Nothing in the data should be left out or altered when it is retyped.

++++ THE DATA ++++

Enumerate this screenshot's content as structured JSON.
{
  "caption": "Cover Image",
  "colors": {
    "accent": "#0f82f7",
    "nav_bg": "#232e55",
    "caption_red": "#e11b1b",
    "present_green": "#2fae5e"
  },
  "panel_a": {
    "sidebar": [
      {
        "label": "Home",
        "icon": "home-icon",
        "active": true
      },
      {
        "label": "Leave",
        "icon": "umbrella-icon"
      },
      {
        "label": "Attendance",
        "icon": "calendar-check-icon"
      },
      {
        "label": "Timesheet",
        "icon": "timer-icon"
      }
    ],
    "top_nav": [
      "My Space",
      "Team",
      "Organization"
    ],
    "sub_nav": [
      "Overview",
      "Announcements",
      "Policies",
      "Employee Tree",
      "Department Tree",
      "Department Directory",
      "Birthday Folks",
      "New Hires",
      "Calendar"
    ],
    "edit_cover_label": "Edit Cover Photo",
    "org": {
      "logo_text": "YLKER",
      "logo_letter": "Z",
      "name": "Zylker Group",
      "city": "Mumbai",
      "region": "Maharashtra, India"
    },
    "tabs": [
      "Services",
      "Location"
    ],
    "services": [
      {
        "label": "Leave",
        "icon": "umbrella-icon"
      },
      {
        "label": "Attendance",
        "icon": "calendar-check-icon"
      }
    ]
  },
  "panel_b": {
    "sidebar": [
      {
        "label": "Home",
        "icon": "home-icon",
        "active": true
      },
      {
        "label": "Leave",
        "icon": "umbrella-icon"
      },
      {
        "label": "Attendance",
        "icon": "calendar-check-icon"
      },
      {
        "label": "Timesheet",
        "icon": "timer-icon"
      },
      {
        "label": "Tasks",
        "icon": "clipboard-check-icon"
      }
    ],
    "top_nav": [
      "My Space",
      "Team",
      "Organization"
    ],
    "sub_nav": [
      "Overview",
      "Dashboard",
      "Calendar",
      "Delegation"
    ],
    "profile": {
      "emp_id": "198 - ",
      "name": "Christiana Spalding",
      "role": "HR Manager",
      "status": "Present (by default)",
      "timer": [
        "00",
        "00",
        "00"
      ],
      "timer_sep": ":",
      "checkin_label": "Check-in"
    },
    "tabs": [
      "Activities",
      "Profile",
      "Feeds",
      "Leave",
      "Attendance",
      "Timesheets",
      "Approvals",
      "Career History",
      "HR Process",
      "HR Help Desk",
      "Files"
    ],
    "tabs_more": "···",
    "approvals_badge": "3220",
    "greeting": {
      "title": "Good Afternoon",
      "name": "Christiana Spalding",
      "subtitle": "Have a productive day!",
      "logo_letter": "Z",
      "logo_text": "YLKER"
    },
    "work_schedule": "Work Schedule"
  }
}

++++

*EXPECTED ANSWER:*
Enumerate this screenshot's content as structured JSON.
{
  "caption": "Cover Image",
  "colors": {
    "accent": "#0f82f7",
    "nav_bg": "#232e55",
    "caption_red": "#e11b1b",
    "present_green": "#2fae5e"
  },
  "panel_a": {
    "sidebar": [
      {
        "label": "Home",
        "icon": "home-icon",
        "active": true
      },
      {
        "label": "Leave",
        "icon": "umbrella-icon"
      },
      {
        "label": "Attendance",
        "icon": "calendar-check-icon"
      },
      {
        "label": "Timesheet",
        "icon": "timer-icon"
      }
    ],
    "top_nav": [
      "My Space",
      "Team",
      "Organization"
    ],
    "sub_nav": [
      "Overview",
      "Announcements",
      "Policies",
      "Employee Tree",
      "Department Tree",
      "Department Directory",
      "Birthday Folks",
      "New Hires",
      "Calendar"
    ],
    "edit_cover_label": "Edit Cover Photo",
    "org": {
      "logo_text": "YLKER",
      "logo_letter": "Z",
      "name": "Zylker Group",
      "city": "Mumbai",
      "region": "Maharashtra, India"
    },
    "tabs": [
      "Services",
      "Location"
    ],
    "services": [
      {
        "label": "Leave",
        "icon": "umbrella-icon"
      },
      {
        "label": "Attendance",
        "icon": "calendar-check-icon"
      }
    ]
  },
  "panel_b": {
    "sidebar": [
      {
        "label": "Home",
        "icon": "home-icon",
        "active": true
      },
      {
        "label": "Leave",
        "icon": "umbrella-icon"
      },
      {
        "label": "Attendance",
        "icon": "calendar-check-icon"
      },
      {
        "label": "Timesheet",
        "icon": "timer-icon"
      },
      {
        "label": "Tasks",
        "icon": "clipboard-check-icon"
      }
    ],
    "top_nav": [
      "My Space",
      "Team",
      "Organization"
    ],
    "sub_nav": [
      "Overview",
      "Dashboard",
      "Calendar",
      "Delegation"
    ],
    "profile": {
      "emp_id": "198 - ",
      "name": "Christiana Spalding",
      "role": "HR Manager",
      "status": "Present (by default)",
      "timer": [
        "00",
        "00",
        "00"
      ],
      "timer_sep": ":",
      "checkin_label": "Check-in"
    },
    "tabs": [
      "Activities",
      "Profile",
      "Feeds",
      "Leave",
      "Attendance",
      "Timesheets",
      "Approvals",
      "Career History",
      "HR Process",
      "HR Help Desk",
      "Files"
    ],
    "tabs_more": "···",
    "approvals_badge": "3220",
    "greeting": {
      "title": "Good Afternoon",
      "name": "Christiana Spalding",
      "subtitle": "Have a productive day!",
      "logo_letter": "Z",
      "logo_text": "YLKER"
    },
    "work_schedule": "Work Schedule"
  }
}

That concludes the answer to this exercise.